• PROMPT
Only a number is wanted here: how many lines in the entries below contain the word "Health".

• INFORMATION SHOWN
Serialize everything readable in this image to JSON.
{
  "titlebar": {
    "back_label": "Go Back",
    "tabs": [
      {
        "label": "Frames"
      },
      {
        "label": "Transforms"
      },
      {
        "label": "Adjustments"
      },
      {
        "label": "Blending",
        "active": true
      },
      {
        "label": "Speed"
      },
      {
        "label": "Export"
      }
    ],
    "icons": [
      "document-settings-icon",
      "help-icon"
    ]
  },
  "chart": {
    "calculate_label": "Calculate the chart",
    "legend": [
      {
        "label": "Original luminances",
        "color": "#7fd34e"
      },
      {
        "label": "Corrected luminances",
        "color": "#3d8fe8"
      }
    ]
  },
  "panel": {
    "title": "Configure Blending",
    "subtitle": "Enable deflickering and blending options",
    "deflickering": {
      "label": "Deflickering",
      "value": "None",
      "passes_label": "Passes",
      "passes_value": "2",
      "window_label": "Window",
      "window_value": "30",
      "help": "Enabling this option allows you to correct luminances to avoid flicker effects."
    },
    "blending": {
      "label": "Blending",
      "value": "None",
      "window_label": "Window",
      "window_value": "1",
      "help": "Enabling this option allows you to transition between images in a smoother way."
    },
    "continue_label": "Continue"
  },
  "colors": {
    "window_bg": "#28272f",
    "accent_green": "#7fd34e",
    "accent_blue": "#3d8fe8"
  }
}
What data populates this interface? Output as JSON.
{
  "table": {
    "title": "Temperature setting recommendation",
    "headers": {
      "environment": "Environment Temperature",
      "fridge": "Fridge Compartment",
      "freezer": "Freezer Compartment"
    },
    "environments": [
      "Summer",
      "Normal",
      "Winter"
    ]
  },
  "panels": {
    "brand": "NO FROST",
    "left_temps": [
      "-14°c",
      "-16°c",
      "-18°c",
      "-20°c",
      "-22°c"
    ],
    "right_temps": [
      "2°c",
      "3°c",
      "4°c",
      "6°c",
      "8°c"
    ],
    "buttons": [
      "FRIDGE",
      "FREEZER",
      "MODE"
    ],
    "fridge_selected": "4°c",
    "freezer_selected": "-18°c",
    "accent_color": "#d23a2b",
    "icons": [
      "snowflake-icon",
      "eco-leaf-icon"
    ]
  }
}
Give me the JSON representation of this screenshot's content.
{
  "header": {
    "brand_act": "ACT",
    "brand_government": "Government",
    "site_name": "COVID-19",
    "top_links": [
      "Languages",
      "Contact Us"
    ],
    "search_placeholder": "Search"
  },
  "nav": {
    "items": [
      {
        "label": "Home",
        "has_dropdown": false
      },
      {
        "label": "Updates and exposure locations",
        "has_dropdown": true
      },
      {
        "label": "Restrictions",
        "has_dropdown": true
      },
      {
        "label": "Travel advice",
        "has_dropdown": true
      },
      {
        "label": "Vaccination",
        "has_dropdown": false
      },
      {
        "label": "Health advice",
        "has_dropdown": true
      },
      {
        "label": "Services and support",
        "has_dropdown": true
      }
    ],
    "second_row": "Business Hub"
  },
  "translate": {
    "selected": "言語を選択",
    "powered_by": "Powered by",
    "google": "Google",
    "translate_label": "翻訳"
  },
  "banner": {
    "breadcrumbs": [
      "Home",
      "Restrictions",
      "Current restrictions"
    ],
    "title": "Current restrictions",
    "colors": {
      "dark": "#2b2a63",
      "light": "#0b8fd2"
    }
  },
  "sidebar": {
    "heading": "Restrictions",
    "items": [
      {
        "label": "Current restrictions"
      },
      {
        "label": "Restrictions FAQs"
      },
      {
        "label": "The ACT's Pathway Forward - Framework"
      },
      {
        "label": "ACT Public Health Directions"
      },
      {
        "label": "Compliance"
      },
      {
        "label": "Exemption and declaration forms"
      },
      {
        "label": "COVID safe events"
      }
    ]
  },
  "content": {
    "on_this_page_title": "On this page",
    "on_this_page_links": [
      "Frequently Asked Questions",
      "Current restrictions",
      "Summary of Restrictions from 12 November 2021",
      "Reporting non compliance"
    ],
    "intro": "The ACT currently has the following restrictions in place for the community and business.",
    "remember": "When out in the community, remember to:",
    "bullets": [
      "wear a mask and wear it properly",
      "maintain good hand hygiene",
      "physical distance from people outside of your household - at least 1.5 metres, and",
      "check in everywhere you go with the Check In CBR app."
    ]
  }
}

• PROBLEM SOLUTION
2